Hamid Azimi of Albany, a spokesman for the Iranian-American Community of Northern California, said today the U.S. government isn’t doing enough to ensure members of the People’s Mujahedeen Organization of Iran – a group of Iranian dissidents who oppose the Islamic government that has ruled Iran since 1979 – won’t be put in harm’s way as Iraqi Prime Minister Nouri al-Maliki follows through with a plan to relocate them this week from “Camp Ashraf,” the group’s settlement since the mid-1980s. All Washington has done so far is “urge caution.”

U.S.-led coalition forces disarmed the group in 2003, and protected the settlement until turning authority over to Iraqi security forces at the start of this year – a move that struck fear into the group’s supporters’ hearts, as they believe the Iranian government has considerable influence over the new Iraqi regime. Indeed, a July skirmish between Iraqi security forces and camp residents claimed 11 residents’ lives, leaving hundreds wounded. (See some video here.)

But despite high-visibility tactics such as hunger-strikes, Iranian-Americans have found it hard to build a lot of concern and sympathy for the PMOI, as the U.S. government has designated it as a foreign terrorist organization since 1997 (a move some said was meant as an olive branch to the somewhat reformist regime then in power in Iran).

Rep. Bob Filner’s H.Res.704, “deploring the ongoing violence by Iraqi security forces against the residents of Camp Ashraf in Iraq,” has amassed bipartisan support from 115 cosponsors since the San Diego Democrat introduced it at the end of July. Among those co-sponsors are Rep. Pete Stark, D-Fremont; Rep. John Garamendi, D-Walnut Grove; Rep. Lynn Woolsey, D-Petaluma; and Rep. Mike Honda, D-San Jose.

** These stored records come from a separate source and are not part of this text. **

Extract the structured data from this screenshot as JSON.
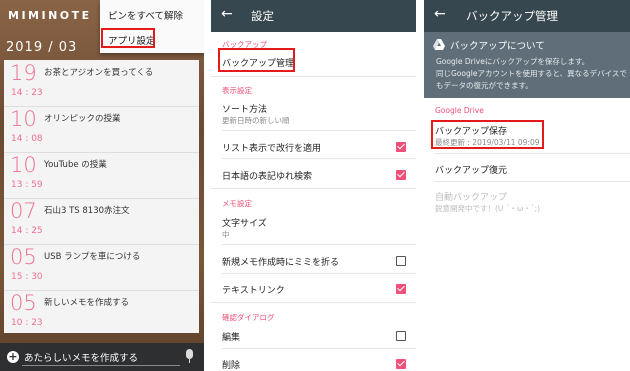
{
  "panel1": {
    "brand": "MIMINOTE",
    "month": "2019 / 03",
    "menu": {
      "item1": "ピンをすべて解除",
      "item2": "アプリ設定"
    },
    "memos": [
      {
        "day": "19",
        "time": "14 : 23",
        "title": "お茶とアジオンを買ってくる"
      },
      {
        "day": "10",
        "time": "14 : 08",
        "title": "オリンピックの授業"
      },
      {
        "day": "10",
        "time": "13 : 59",
        "title": "YouTube の授業"
      },
      {
        "day": "07",
        "time": "14 : 25",
        "title": "石山3 TS 8130赤注文"
      },
      {
        "day": "05",
        "time": "15 : 30",
        "title": "USB ランプを車につける"
      },
      {
        "day": "05",
        "time": "10 : 23",
        "title": "新しいメモを作成する"
      }
    ],
    "new_memo_placeholder": "あたらしいメモを作成する",
    "highlight_color": "#e31b1b",
    "accent_color": "#f06f8e"
  },
  "panel2": {
    "title": "設定",
    "sections": {
      "backup": "バックアップ",
      "display": "表示設定",
      "memo": "メモ設定",
      "confirm": "確認ダイアログ"
    },
    "items": {
      "backup_manage": "バックアップ管理",
      "sort": "ソート方法",
      "sort_sub": "更新日時の新しい順",
      "list_wrap": "リスト表示で改行を適用",
      "jp_fuzzy": "日本語の表記ゆれ検索",
      "font_size": "文字サイズ",
      "font_size_sub": "中",
      "fold_new": "新規メモ作成時にミミを折る",
      "textlink": "テキストリンク",
      "edit": "編集",
      "delete": "削除"
    },
    "checkboxes": {
      "list_wrap": true,
      "jp_fuzzy": true,
      "fold_new": false,
      "textlink": true,
      "edit": false,
      "delete": true
    },
    "accent_color": "#ef4f78"
  },
  "panel3": {
    "title": "バックアップ管理",
    "info_header": "バックアップについて",
    "info_lines": [
      "Google Driveにバックアップを保存します。",
      "同じGoogleアカウントを使用すると、異なるデバイスで",
      "もデータの復元ができます。"
    ],
    "section": "Google Drive",
    "save": "バックアップ保存",
    "save_sub": "最終更新 : 2019/03/11 09:09",
    "restore": "バックアップ復元",
    "auto": "自動バックアップ",
    "auto_sub": "鋭意開発中です！(U ´・ω・`;)"
  }
}
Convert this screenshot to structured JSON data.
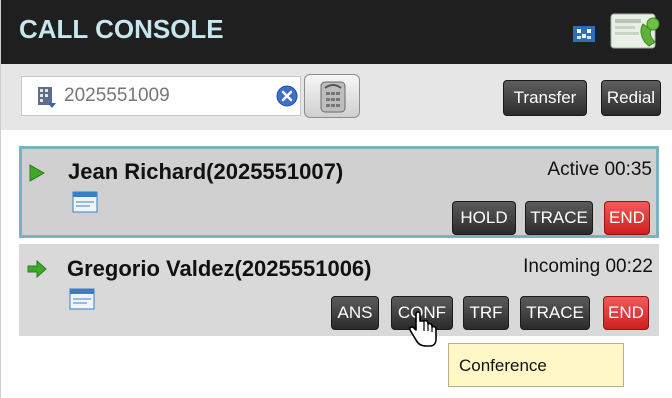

As advocates for and relatives of Camp Ashraf residents prepare for an event tomorrow in Washington, Azimi – whose wife’s cousin lives at Ashraf – wants the public to turn up the pressure on members of Congress who haven’t already signed onto Filner’s legislation, in order to create pressure in turn on the State Department to intervene. So far, Azimi says, “The State Department is very interested in making sure there is not democracy in Iran, they are very adamant about it.”

Posted on Monday, December 14th, 2009
Under: Iran, Iraq, Uncategorized | No Comments »